Website and app data records
* * * *
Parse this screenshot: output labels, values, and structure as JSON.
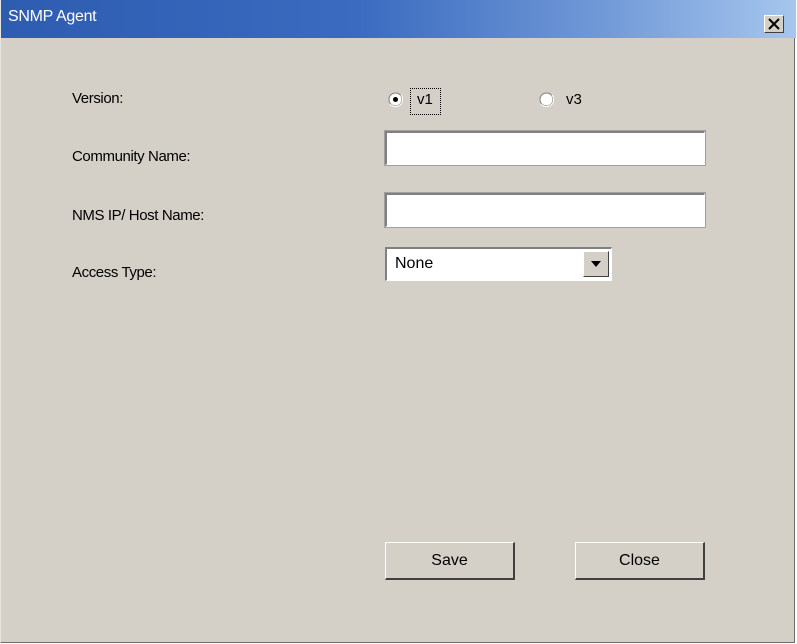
{
  "window": {
    "title": "SNMP Agent"
  },
  "form": {
    "version_label": "Version:",
    "version_options": [
      {
        "label": "v1",
        "selected": true
      },
      {
        "label": "v3",
        "selected": false
      }
    ],
    "community_label": "Community Name:",
    "community_value": "",
    "nms_label": "NMS IP/ Host Name:",
    "nms_value": "",
    "access_label": "Access Type:",
    "access_value": "None"
  },
  "buttons": {
    "save_label": "Save",
    "close_label": "Close"
  },
  "icons": {
    "close": "close-x-icon",
    "dropdown": "chevron-down-icon"
  },
  "colors": {
    "titlebar_start": "#2d5cb0",
    "titlebar_end": "#a6c6ee",
    "face": "#d4d0c8"
  }
}
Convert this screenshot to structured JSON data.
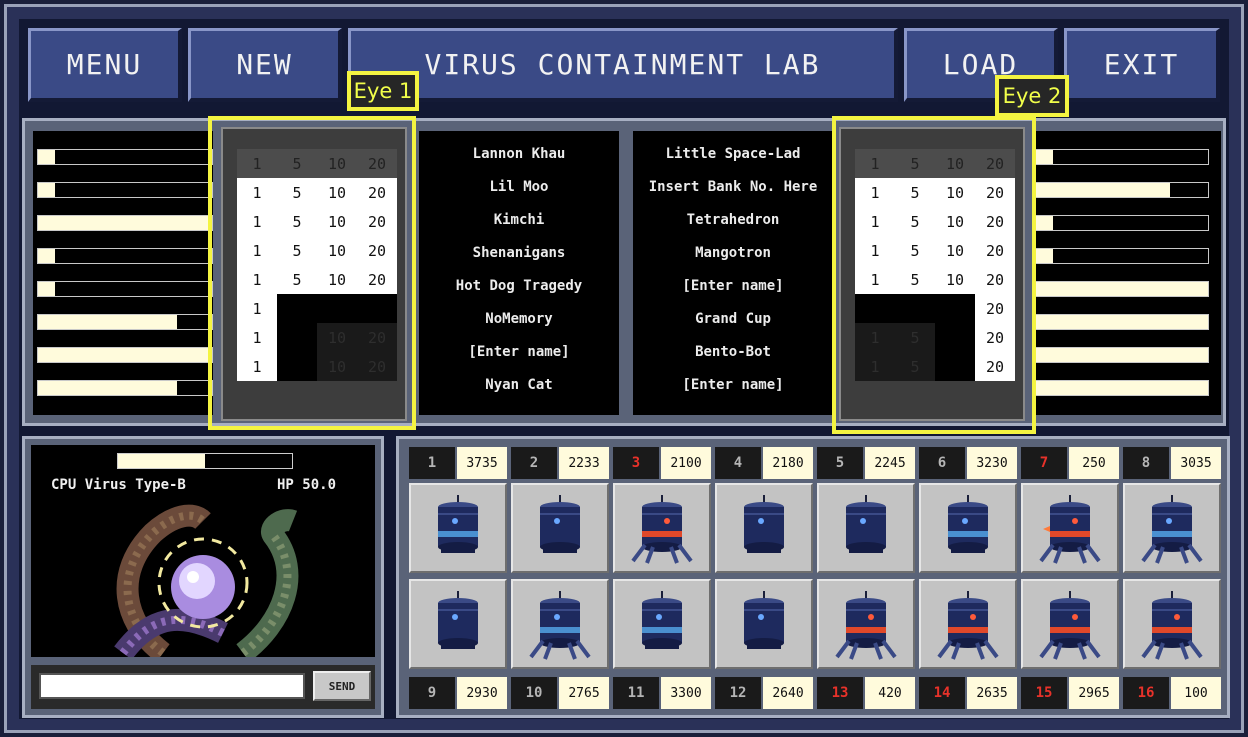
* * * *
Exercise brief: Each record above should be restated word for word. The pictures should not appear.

Response area:
Parse this screenshot: output labels, values, and structure as JSON.
{
  "window": {
    "title": "SNMP Agent"
  },
  "form": {
    "version_label": "Version:",
    "version_options": [
      {
        "label": "v1",
        "selected": true
      },
      {
        "label": "v3",
        "selected": false
      }
    ],
    "community_label": "Community Name:",
    "community_value": "",
    "nms_label": "NMS IP/ Host Name:",
    "nms_value": "",
    "access_label": "Access Type:",
    "access_value": "None"
  },
  "buttons": {
    "save_label": "Save",
    "close_label": "Close"
  },
  "icons": {
    "close": "close-x-icon",
    "dropdown": "chevron-down-icon"
  },
  "colors": {
    "titlebar_start": "#2d5cb0",
    "titlebar_end": "#a6c6ee",
    "face": "#d4d0c8"
  }
}
Convert this screenshot to structured JSON data.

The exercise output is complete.